Sometimes I wonder if we face a similar disruption wondering about our identity as church today. Yesterday at our discussion I heard the often-repeated concern that younger generations are under-represented in our church. It is telling when “younger people” in the church more and more identifies anyone under 60. One observation someone made at my table was that often we get trapped in a kind of self-preservation mode of thinking.
Not only do we think back to how the church was way back when. But we also engage in a kind of magical thinking. As though we could get in a time machine and bring back the old church into present day. One way to think of it: Make the Lutheran Church Great Again.
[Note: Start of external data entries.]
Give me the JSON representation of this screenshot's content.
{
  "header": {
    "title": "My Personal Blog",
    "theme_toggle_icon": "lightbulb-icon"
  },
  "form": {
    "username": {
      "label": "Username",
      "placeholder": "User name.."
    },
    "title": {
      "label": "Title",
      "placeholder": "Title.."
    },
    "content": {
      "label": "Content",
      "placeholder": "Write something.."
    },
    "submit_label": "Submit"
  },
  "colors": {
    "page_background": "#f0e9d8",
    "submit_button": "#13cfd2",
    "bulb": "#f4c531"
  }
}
One problem with this kind of magical thinking is what is implicit in these kinds of dreams. Wanting to replicate the church “as it used to be” for many of our predominantly white churches is yearning to attract more white middle class folks who look like many of us. While never explicitly stated, this kind of magical thinking is often steeped in white supremacy. Most of us are horrified, even insulted, by such an implication. And yet we need to reflect upon the consequences of this kind of magical thinking. White supremacy isn’t just about people wearing white hoods or red hats, but an erasing of brown and black bodies, making invisible the voices and faces in our midst who may be seeking a church home, who the Spirit is calling us to wake up and recognize in our midst.
Let us imagine ways we can safeguard ourselves against the false idol of magical thinking, yearning for a bygone era. Following Jesus here in this place and this time is not about nostalgia, but an obedience to a different kind of living, a different kind of following Jesus in which we are willing to take risks.
3. Risk Taking
This leads us to our third theme of risking taking. Experiencing Jesus’ abundant hospitality and their obedience to his call prepare them for risking taking. The obedience of answering the call make them up to stepping out and trusting the Holy Spirit is guiding them, that Jesus has their back.
All we are told is that the disciples leave their nets and follow Jesus. There are no great testimonials. Their actions serve as their testimonials. They simply follow. They make the leap of faith. No less is expected of us and that can be scary. Part of our risk taking is to leave our nets, to stop fetishizing the past, which can become a false idol.
The same is true if you dare learning something new as an adult, including breaking old habits. I think about swimming and stroke improvement. Perhaps we have an arm flail that is impeding us, that is making us drag through the water. But it’s hard to unlearn old habits. I remember awhile ago being told that some of the swimming strokes have changed to become faster and better for our bodies. It’s the equivalent of learning to ride a bike a different way. It’s not always something we are prepared for.
Leaving our nets behind is hard. Jesus invites us to die daily to our old selves and reborn as children of God. So too we often need to let go of habits we find comforting and familiar.
Consider the grace God is opening us up toward. Consider the faces all around us who we haven’t been noticing both inside and outside the church. Consider how the Spirit is opening us to new possibilities.
Yesterday someone said, before I felt scared and overwhelmed by all the problems in the world. They seemed insurmountable. Now I feel empowered.
What are ways we feel empowered today as a congregation, as a synod, as Christians on the island? I believe we have been blessed with an exciting crossroads, a turning point in which we can thrive as church, even if we don’t yet know what that looks like.
I encourage you to feel the love of God this day, as we join the disciples on this journey led by Jesus.
Receive abundant hospitality.
Respond with faithful obedience.
Engage in divine risk taking.
Know you are loved by God.